As a practicing pediatrician, I have had patients swallow a razor blade, safety pin, dishwasher powder, bleach, cigarettes, and alcohol. Some caused considerable damage and required extensive surgery. Now, button or disk batteries and magnetic balls are being swallowed.

Open windows without screens, open doors leading onto second story balconies, garages, swimming pools, and even fish ponds can be dangerous.

Medicines in a bedside table, a purse, or cabinet may look like candy and be ingested by a child.

Car seats need to be appropriate for a child’s age and size and properly installed. In the UK, requirements can be found for car seats at www.childcarseats.org.uk/law.

Peanuts, hard candies, carrots, cubes of cheese, hotdogs, and popcorn can all cause choking in a small child or one with swallowing problems. Knowing how to give a child CPR can be life-saving. In the UK, on-line courses are offered at www.safekids.co.uk/CPRChildren.html. CPR is particularly important to know if a child has a seizure disorder. Posting the telephone number of your grandchild’s doctor by the phone, plus the numbers of an ambulance, the nearest hospital, and the poison center could be life-saving. Remember, too, that if you have to seek medical care for your grandchild, a letter from the child’s parents may be needed to give you permission to act for them.

Smoke detectors and fire extinguishers are important for every home as are fireplace guards and strong enclosures around wall heaters. Playpens, gates on playrooms and at the top of stairs can be life-saving. Remember to check toys for removable parts that can be swallowed. Some pacifiers can be pulled apart and having one on a string around the neck could cause strangulation.

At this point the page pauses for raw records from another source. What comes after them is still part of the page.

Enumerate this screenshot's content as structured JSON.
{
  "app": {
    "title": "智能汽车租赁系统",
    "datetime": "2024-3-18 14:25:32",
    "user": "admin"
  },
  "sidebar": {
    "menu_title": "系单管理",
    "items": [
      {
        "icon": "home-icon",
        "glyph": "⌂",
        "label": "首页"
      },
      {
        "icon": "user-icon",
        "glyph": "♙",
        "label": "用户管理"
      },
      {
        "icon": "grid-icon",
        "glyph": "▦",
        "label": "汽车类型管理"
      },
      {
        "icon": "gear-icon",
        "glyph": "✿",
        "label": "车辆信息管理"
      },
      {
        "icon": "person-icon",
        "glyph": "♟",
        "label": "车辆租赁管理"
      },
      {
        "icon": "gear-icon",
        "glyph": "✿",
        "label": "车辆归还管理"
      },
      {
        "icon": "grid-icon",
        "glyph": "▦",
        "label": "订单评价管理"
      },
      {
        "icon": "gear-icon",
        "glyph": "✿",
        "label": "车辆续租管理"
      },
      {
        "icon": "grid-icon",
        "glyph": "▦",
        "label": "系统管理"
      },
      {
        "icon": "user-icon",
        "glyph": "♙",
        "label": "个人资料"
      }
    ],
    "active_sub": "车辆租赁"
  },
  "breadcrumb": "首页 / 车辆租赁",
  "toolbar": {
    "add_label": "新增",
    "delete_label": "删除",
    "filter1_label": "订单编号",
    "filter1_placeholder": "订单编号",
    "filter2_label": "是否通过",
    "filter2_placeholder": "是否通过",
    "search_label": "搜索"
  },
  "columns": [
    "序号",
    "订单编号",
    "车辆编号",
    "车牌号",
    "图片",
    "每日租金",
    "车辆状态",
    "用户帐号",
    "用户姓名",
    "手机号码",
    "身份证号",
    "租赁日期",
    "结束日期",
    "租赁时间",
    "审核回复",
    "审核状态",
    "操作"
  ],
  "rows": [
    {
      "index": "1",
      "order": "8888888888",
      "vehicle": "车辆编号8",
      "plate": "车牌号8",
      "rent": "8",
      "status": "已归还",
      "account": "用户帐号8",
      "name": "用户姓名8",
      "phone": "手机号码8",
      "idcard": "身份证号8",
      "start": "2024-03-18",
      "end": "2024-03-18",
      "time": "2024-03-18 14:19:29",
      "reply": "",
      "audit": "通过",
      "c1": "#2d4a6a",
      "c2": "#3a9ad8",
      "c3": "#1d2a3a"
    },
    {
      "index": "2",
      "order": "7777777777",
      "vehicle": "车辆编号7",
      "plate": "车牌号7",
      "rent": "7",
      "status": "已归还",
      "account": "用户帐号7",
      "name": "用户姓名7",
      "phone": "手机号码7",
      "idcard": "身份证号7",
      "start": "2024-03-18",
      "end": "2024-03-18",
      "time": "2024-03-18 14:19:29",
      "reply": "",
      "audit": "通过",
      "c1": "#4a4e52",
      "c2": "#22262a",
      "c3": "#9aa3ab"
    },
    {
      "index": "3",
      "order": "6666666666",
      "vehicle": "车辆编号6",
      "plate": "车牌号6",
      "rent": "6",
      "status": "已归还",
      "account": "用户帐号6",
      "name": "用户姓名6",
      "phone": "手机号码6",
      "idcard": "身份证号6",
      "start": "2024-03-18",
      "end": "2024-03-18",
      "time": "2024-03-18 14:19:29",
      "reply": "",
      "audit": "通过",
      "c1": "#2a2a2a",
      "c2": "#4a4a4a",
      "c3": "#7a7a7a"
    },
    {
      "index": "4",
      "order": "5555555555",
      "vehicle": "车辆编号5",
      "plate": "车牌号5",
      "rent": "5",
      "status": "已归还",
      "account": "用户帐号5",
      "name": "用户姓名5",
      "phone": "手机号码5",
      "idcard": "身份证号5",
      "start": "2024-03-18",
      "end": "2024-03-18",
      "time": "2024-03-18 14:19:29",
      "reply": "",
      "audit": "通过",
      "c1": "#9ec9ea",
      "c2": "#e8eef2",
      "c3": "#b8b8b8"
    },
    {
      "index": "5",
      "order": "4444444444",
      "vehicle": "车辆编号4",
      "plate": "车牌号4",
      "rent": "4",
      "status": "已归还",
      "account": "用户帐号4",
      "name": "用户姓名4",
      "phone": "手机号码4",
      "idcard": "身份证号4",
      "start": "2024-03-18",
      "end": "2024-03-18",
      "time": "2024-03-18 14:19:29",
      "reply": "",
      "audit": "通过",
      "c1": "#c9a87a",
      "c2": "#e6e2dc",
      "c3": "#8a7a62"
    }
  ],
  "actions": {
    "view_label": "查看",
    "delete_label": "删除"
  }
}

Hot water heaters should be turned down below 120 degrees Fahrenheit (approximately 49 degrees Celsius), particularly if a grandchild has spina bifida or lacks sensation in the lower extremities. Electrical outlets can be covered with special covers and frayed cords should be replaced.

Always be aware of where the child is and what he or she is doing. Once you get into the habit of making sure your house, garage, and yard are safe, then you can sit back and enjoy your grandchild!

 Copyright © Jessica Kingsley Publishers 2011.